- **Work required**: Retype the entire listing, keeping every word as it is.

○ ○ ○ ○ ○ ○ ○

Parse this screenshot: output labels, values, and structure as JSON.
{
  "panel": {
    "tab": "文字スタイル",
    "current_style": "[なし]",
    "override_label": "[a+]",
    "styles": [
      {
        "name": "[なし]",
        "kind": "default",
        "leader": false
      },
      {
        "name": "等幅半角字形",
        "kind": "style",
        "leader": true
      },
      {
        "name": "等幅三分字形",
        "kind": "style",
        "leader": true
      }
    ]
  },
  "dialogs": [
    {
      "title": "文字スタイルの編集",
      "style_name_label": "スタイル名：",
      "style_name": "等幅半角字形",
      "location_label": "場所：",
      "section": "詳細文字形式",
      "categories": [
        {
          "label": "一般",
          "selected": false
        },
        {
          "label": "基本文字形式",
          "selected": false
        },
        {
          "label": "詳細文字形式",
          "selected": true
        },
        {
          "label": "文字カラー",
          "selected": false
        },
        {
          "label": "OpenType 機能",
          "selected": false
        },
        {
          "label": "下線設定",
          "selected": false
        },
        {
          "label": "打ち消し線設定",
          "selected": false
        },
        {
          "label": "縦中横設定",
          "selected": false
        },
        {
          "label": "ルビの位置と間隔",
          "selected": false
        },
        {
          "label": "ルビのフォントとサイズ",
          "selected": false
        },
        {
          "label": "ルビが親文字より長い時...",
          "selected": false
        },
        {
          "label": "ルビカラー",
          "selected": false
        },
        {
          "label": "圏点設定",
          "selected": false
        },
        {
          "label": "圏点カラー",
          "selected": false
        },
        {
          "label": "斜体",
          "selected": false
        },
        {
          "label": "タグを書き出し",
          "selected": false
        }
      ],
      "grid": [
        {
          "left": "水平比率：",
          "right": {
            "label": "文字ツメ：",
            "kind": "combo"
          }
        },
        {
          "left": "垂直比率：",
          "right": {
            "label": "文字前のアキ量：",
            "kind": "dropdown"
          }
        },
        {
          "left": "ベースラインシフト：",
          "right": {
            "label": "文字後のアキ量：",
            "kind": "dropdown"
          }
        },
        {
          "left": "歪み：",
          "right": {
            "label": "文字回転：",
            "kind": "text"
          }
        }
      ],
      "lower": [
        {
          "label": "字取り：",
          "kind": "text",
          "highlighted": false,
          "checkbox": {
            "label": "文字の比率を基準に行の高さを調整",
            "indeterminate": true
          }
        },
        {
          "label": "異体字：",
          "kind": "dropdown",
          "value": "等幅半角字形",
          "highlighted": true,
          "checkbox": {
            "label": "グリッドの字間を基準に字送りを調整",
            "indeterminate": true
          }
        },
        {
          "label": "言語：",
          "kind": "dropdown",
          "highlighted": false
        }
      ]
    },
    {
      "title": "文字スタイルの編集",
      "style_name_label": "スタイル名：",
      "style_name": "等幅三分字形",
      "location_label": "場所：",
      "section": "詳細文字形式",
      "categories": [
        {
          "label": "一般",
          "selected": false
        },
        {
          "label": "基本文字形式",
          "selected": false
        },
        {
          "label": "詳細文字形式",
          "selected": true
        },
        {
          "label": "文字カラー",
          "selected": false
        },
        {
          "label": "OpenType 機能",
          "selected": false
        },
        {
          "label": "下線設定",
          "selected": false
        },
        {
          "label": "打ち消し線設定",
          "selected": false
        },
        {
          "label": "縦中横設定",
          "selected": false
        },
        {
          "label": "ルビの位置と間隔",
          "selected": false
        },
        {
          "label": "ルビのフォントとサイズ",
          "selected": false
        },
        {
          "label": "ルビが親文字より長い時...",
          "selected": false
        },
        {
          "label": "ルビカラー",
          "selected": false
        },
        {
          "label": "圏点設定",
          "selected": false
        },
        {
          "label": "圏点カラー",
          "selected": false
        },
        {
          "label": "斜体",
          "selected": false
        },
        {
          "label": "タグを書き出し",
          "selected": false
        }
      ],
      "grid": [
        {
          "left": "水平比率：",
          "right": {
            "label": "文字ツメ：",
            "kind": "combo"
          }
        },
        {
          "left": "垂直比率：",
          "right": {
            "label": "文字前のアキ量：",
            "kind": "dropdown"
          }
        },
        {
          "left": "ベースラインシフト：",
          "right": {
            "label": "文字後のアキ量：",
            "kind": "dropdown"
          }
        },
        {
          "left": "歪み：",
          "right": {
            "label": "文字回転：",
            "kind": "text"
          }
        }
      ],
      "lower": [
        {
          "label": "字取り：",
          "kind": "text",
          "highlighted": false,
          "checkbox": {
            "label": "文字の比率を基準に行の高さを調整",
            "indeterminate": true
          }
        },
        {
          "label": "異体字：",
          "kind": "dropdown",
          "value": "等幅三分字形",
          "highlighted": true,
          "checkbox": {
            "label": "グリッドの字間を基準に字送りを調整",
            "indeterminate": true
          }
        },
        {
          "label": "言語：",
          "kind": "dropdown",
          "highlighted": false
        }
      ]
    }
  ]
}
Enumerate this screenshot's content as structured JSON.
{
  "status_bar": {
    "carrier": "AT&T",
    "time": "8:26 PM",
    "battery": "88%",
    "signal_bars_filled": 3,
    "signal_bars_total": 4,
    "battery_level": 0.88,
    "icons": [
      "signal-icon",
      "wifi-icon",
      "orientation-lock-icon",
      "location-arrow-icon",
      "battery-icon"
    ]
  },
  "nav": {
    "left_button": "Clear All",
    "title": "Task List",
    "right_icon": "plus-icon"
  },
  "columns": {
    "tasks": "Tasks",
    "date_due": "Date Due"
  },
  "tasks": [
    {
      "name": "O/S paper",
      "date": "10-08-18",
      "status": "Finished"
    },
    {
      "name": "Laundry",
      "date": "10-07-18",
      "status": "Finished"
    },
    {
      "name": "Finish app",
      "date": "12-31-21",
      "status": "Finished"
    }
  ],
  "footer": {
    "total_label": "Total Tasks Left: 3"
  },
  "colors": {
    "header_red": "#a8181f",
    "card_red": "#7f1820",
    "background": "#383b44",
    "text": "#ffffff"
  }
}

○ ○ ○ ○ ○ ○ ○

- **Output for this task**:
Parse this screenshot: output labels, values, and structure as JSON.
{
  "panel": {
    "tab": "文字スタイル",
    "current_style": "[なし]",
    "override_label": "[a+]",
    "styles": [
      {
        "name": "[なし]",
        "kind": "default",
        "leader": false
      },
      {
        "name": "等幅半角字形",
        "kind": "style",
        "leader": true
      },
      {
        "name": "等幅三分字形",
        "kind": "style",
        "leader": true
      }
    ]
  },
  "dialogs": [
    {
      "title": "文字スタイルの編集",
      "style_name_label": "スタイル名：",
      "style_name": "等幅半角字形",
      "location_label": "場所：",
      "section": "詳細文字形式",
      "categories": [
        {
          "label": "一般",
          "selected": false
        },
        {
          "label": "基本文字形式",
          "selected": false
        },
        {
          "label": "詳細文字形式",
          "selected": true
        },
        {
          "label": "文字カラー",
          "selected": false
        },
        {
          "label": "OpenType 機能",
          "selected": false
        },
        {
          "label": "下線設定",
          "selected": false
        },
        {
          "label": "打ち消し線設定",
          "selected": false
        },
        {
          "label": "縦中横設定",
          "selected": false
        },
        {
          "label": "ルビの位置と間隔",
          "selected": false
        },
        {
          "label": "ルビのフォントとサイズ",
          "selected": false
        },
        {
          "label": "ルビが親文字より長い時...",
          "selected": false
        },
        {
          "label": "ルビカラー",
          "selected": false
        },
        {
          "label": "圏点設定",
          "selected": false
        },
        {
          "label": "圏点カラー",
          "selected": false
        },
        {
          "label": "斜体",
          "selected": false
        },
        {
          "label": "タグを書き出し",
          "selected": false
        }
      ],
      "grid": [
        {
          "left": "水平比率：",
          "right": {
            "label": "文字ツメ：",
            "kind": "combo"
          }
        },
        {
          "left": "垂直比率：",
          "right": {
            "label": "文字前のアキ量：",
            "kind": "dropdown"
          }
        },
        {
          "left": "ベースラインシフト：",
          "right": {
            "label": "文字後のアキ量：",
            "kind": "dropdown"
          }
        },
        {
          "left": "歪み：",
          "right": {
            "label": "文字回転：",
            "kind": "text"
          }
        }
      ],
      "lower": [
        {
          "label": "字取り：",
          "kind": "text",
          "highlighted": false,
          "checkbox": {
            "label": "文字の比率を基準に行の高さを調整",
            "indeterminate": true
          }
        },
        {
          "label": "異体字：",
          "kind": "dropdown",
          "value": "等幅半角字形",
          "highlighted": true,
          "checkbox": {
            "label": "グリッドの字間を基準に字送りを調整",
            "indeterminate": true
          }
        },
        {
          "label": "言語：",
          "kind": "dropdown",
          "highlighted": false
        }
      ]
    },
    {
      "title": "文字スタイルの編集",
      "style_name_label": "スタイル名：",
      "style_name": "等幅三分字形",
      "location_label": "場所：",
      "section": "詳細文字形式",
      "categories": [
        {
          "label": "一般",
          "selected": false
        },
        {
          "label": "基本文字形式",
          "selected": false
        },
        {
          "label": "詳細文字形式",
          "selected": true
        },
        {
          "label": "文字カラー",
          "selected": false
        },
        {
          "label": "OpenType 機能",
          "selected": false
        },
        {
          "label": "下線設定",
          "selected": false
        },
        {
          "label": "打ち消し線設定",
          "selected": false
        },
        {
          "label": "縦中横設定",
          "selected": false
        },
        {
          "label": "ルビの位置と間隔",
          "selected": false
        },
        {
          "label": "ルビのフォントとサイズ",
          "selected": false
        },
        {
          "label": "ルビが親文字より長い時...",
          "selected": false
        },
        {
          "label": "ルビカラー",
          "selected": false
        },
        {
          "label": "圏点設定",
          "selected": false
        },
        {
          "label": "圏点カラー",
          "selected": false
        },
        {
          "label": "斜体",
          "selected": false
        },
        {
          "label": "タグを書き出し",
          "selected": false
        }
      ],
      "grid": [
        {
          "left": "水平比率：",
          "right": {
            "label": "文字ツメ：",
            "kind": "combo"
          }
        },
        {
          "left": "垂直比率：",
          "right": {
            "label": "文字前のアキ量：",
            "kind": "dropdown"
          }
        },
        {
          "left": "ベースラインシフト：",
          "right": {
            "label": "文字後のアキ量：",
            "kind": "dropdown"
          }
        },
        {
          "left": "歪み：",
          "right": {
            "label": "文字回転：",
            "kind": "text"
          }
        }
      ],
      "lower": [
        {
          "label": "字取り：",
          "kind": "text",
          "highlighted": false,
          "checkbox": {
            "label": "文字の比率を基準に行の高さを調整",
            "indeterminate": true
          }
        },
        {
          "label": "異体字：",
          "kind": "dropdown",
          "value": "等幅三分字形",
          "highlighted": true,
          "checkbox": {
            "label": "グリッドの字間を基準に字送りを調整",
            "indeterminate": true
          }
        },
        {
          "label": "言語：",
          "kind": "dropdown",
          "highlighted": false
        }
      ]
    }
  ]
}
Enumerate this screenshot's content as structured JSON.
{
  "status_bar": {
    "carrier": "AT&T",
    "time": "8:26 PM",
    "battery": "88%",
    "signal_bars_filled": 3,
    "signal_bars_total": 4,
    "battery_level": 0.88,
    "icons": [
      "signal-icon",
      "wifi-icon",
      "orientation-lock-icon",
      "location-arrow-icon",
      "battery-icon"
    ]
  },
  "nav": {
    "left_button": "Clear All",
    "title": "Task List",
    "right_icon": "plus-icon"
  },
  "columns": {
    "tasks": "Tasks",
    "date_due": "Date Due"
  },
  "tasks": [
    {
      "name": "O/S paper",
      "date": "10-08-18",
      "status": "Finished"
    },
    {
      "name": "Laundry",
      "date": "10-07-18",
      "status": "Finished"
    },
    {
      "name": "Finish app",
      "date": "12-31-21",
      "status": "Finished"
    }
  ],
  "footer": {
    "total_label": "Total Tasks Left: 3"
  },
  "colors": {
    "header_red": "#a8181f",
    "card_red": "#7f1820",
    "background": "#383b44",
    "text": "#ffffff"
  }
}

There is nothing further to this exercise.